● What you need to do
The answer should be one number, the count of lines in the data with "JavaScript".

[Start of Attachment]

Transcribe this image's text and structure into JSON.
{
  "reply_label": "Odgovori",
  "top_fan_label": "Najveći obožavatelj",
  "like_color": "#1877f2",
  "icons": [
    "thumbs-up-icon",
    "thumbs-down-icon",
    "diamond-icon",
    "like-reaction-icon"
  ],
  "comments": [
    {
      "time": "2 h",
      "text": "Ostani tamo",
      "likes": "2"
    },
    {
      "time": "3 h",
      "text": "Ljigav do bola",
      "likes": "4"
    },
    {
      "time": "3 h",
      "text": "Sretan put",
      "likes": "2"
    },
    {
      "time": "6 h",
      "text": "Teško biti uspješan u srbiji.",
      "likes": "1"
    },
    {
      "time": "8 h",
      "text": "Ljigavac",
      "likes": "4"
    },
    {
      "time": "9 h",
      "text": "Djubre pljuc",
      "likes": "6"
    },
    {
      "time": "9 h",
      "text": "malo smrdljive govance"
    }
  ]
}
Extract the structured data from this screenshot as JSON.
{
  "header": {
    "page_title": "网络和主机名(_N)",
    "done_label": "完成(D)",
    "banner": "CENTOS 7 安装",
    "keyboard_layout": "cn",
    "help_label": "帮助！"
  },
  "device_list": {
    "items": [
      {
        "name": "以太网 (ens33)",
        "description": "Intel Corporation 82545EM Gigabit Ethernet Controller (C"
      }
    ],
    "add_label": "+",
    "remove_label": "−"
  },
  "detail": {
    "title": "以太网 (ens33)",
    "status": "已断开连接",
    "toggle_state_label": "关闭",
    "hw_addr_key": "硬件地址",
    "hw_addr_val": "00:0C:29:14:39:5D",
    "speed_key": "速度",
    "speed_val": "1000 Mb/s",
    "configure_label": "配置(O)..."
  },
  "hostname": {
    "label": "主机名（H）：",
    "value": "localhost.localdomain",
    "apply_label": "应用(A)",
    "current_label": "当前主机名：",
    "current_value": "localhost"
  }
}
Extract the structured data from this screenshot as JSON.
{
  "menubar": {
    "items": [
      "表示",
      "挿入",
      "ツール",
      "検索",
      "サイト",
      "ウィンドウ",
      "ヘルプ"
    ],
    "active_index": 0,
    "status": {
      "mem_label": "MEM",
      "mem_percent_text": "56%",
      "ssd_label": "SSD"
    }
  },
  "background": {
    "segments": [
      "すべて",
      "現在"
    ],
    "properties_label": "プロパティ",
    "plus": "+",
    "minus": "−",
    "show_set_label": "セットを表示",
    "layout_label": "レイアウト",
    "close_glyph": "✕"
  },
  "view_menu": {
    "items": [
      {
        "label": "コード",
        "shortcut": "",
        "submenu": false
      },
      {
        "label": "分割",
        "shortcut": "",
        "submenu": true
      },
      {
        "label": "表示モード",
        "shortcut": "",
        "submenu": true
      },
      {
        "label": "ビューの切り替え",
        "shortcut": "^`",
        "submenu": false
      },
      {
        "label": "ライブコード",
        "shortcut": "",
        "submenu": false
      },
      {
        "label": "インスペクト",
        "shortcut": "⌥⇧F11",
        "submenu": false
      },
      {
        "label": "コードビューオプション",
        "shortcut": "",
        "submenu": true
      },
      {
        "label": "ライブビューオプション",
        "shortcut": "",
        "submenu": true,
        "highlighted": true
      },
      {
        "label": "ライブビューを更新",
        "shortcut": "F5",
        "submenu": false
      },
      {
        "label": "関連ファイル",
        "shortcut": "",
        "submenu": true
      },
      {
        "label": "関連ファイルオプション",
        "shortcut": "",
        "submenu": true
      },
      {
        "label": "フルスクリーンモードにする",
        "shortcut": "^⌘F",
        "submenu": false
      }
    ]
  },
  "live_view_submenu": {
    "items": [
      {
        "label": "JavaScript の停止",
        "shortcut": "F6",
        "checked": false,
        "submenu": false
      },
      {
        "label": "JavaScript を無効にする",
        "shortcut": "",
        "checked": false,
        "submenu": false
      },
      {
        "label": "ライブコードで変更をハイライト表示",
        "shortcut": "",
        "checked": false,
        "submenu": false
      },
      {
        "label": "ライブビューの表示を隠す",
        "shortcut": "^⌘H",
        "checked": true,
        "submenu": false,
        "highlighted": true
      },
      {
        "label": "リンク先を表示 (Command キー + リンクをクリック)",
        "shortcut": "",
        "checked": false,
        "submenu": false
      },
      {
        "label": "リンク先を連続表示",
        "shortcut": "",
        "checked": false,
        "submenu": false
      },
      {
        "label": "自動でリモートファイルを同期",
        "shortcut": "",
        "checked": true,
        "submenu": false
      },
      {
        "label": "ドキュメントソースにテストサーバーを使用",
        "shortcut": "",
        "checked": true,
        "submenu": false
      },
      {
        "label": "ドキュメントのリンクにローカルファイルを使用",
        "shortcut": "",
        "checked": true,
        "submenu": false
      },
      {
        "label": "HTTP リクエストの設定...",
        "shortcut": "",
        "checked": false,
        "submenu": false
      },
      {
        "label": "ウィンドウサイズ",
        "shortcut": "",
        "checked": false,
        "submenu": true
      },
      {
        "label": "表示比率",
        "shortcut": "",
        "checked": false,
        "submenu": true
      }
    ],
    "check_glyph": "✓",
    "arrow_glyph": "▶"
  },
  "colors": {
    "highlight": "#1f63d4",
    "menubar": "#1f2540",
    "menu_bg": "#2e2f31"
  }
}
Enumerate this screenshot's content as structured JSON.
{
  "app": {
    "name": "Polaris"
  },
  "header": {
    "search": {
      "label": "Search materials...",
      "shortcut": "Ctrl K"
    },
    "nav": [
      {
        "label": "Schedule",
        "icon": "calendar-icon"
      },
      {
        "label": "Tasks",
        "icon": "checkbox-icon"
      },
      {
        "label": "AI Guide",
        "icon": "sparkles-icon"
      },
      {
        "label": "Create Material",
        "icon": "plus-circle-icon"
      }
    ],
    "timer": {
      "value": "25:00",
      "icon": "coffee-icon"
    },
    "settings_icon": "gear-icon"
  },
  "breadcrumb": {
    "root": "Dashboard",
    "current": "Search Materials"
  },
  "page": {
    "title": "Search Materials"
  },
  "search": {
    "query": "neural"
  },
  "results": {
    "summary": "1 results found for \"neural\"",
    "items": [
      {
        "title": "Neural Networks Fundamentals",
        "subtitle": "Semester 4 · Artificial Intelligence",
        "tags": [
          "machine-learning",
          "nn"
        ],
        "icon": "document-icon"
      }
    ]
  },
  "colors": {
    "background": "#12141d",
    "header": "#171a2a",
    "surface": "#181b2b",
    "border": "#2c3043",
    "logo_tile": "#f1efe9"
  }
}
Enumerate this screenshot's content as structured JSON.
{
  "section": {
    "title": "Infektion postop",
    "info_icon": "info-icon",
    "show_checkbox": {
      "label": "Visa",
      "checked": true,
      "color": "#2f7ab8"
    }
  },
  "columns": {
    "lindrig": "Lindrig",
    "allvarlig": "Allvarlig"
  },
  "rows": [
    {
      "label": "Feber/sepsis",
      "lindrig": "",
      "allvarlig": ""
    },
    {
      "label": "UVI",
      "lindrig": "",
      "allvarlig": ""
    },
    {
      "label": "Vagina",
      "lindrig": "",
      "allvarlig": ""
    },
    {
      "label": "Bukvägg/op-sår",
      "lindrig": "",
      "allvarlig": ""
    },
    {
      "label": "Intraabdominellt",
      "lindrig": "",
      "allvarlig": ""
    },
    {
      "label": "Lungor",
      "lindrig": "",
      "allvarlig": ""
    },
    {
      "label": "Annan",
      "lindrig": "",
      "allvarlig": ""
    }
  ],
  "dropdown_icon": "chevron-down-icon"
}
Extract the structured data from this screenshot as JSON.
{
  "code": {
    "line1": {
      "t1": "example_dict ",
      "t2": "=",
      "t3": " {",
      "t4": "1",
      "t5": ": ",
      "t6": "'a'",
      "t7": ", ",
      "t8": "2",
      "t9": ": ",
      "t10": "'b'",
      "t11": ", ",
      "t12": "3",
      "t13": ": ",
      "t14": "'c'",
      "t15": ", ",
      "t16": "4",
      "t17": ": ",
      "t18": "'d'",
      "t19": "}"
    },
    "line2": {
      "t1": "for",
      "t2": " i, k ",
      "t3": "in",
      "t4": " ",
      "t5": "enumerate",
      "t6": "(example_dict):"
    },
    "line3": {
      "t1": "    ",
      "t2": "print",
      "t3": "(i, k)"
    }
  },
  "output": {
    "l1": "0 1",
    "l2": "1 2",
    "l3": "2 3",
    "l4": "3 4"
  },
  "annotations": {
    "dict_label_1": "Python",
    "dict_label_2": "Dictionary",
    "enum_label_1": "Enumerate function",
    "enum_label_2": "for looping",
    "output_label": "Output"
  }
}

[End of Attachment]

● Your response
2